Supplied material »
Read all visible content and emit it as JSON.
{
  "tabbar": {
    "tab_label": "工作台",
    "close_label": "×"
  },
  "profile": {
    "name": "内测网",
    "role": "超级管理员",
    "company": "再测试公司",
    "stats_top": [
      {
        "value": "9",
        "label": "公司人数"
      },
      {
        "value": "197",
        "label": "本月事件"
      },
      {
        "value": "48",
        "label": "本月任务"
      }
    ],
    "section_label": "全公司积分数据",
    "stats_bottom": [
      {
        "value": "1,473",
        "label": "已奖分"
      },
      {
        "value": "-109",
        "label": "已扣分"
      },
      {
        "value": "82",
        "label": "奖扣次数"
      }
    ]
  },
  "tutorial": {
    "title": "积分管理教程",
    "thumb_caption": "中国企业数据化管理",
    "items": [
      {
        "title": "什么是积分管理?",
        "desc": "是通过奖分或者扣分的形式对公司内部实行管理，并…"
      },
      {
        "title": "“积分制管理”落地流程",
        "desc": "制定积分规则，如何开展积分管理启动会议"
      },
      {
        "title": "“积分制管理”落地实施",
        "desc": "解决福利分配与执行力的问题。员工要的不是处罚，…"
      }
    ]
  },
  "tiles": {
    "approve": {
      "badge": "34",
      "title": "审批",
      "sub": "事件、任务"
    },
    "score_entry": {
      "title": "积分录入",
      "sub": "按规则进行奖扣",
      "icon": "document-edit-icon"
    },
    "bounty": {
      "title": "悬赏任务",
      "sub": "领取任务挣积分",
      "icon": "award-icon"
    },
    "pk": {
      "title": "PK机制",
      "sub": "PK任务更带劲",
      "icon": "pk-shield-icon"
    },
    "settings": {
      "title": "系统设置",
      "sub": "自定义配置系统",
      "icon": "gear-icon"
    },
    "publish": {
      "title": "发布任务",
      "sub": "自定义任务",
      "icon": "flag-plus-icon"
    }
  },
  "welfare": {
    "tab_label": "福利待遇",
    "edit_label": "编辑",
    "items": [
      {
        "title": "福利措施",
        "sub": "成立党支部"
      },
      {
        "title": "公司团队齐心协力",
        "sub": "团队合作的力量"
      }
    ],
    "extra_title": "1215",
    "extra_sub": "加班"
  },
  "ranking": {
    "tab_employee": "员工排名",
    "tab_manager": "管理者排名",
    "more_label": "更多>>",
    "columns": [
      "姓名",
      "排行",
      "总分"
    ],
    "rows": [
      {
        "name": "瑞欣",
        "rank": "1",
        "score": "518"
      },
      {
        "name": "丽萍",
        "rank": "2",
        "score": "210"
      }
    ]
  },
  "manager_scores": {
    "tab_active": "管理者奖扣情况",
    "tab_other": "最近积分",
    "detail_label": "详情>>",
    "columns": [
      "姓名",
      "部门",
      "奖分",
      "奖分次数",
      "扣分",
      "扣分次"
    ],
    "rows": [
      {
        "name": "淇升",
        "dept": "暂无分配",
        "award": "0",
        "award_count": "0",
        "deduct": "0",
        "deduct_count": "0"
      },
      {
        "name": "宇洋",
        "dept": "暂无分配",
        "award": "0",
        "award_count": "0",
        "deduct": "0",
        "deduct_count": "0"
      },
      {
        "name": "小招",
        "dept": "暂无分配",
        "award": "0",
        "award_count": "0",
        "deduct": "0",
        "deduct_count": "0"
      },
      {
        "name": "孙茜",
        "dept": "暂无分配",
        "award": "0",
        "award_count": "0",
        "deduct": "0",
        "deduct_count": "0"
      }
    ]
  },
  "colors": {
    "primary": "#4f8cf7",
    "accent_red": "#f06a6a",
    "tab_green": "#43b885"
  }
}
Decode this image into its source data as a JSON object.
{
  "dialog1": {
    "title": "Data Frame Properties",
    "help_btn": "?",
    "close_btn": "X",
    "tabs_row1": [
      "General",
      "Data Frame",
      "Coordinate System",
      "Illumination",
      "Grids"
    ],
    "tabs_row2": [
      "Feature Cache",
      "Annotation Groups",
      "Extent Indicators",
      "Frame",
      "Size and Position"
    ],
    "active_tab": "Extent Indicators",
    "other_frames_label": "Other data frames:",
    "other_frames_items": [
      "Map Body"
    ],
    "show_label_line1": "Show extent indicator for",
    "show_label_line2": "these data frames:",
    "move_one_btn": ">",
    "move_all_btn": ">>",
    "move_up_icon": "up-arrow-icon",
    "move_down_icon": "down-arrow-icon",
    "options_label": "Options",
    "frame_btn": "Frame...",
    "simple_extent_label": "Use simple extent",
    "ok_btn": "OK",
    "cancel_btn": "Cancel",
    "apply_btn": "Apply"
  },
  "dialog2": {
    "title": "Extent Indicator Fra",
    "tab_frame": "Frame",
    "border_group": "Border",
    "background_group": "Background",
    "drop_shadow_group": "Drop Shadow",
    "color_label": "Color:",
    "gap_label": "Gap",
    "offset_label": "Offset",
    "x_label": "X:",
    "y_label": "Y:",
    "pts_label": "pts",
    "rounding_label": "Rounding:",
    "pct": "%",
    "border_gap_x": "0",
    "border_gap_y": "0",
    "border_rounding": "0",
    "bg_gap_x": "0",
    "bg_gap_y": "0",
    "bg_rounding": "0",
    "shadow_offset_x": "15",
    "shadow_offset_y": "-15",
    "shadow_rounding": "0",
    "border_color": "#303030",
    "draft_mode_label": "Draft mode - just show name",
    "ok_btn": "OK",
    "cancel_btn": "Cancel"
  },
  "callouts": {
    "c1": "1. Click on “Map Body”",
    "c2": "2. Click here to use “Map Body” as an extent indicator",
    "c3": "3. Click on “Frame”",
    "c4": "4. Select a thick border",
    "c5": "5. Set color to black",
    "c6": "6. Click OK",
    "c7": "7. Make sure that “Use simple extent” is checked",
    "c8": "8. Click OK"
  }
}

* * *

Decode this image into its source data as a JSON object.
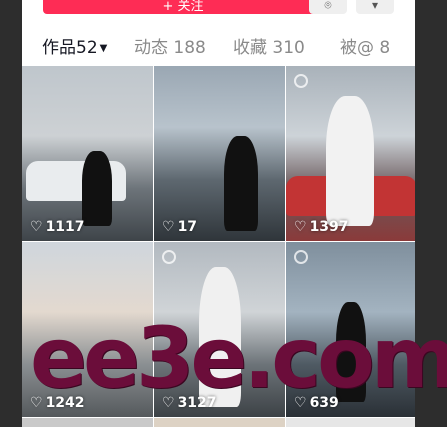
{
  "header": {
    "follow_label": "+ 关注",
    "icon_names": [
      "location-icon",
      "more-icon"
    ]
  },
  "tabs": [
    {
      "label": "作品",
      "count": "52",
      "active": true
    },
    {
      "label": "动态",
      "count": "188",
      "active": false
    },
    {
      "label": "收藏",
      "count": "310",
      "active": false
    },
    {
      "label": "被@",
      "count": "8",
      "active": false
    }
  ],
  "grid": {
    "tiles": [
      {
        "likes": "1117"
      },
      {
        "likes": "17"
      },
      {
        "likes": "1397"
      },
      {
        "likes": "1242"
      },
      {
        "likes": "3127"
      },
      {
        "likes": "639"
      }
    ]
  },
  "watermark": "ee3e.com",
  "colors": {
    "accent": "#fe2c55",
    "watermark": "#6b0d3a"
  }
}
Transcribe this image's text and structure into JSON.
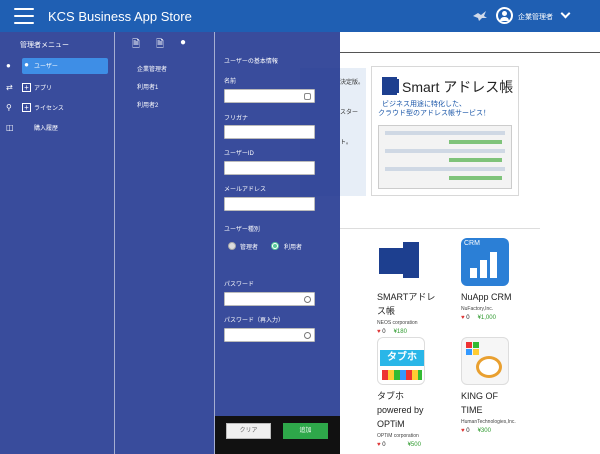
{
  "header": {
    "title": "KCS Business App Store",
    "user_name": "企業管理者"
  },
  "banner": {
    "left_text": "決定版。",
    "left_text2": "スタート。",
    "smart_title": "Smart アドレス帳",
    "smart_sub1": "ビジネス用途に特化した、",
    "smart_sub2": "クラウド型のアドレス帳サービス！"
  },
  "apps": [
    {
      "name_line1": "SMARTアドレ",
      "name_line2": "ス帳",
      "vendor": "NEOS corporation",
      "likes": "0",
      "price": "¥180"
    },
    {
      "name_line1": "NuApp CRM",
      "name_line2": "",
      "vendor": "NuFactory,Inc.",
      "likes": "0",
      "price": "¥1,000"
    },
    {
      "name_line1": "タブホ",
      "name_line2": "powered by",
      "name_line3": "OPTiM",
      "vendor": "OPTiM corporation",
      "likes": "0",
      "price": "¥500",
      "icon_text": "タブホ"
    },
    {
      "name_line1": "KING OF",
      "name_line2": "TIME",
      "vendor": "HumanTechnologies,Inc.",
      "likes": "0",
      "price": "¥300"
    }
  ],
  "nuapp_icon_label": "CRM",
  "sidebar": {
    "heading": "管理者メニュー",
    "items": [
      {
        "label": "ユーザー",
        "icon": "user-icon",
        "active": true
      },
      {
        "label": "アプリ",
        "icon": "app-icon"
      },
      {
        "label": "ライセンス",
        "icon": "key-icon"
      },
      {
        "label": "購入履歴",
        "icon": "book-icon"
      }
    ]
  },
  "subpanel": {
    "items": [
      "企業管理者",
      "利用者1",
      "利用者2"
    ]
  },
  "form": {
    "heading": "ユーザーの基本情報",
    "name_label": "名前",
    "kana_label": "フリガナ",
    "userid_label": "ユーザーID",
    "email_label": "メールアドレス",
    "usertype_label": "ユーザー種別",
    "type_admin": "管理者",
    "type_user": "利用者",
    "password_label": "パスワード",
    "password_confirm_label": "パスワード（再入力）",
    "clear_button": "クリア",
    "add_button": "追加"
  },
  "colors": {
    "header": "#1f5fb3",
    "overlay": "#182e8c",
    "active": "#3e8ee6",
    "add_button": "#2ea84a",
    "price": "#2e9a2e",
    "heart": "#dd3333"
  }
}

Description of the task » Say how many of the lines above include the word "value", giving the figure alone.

Solution to the exercise » 6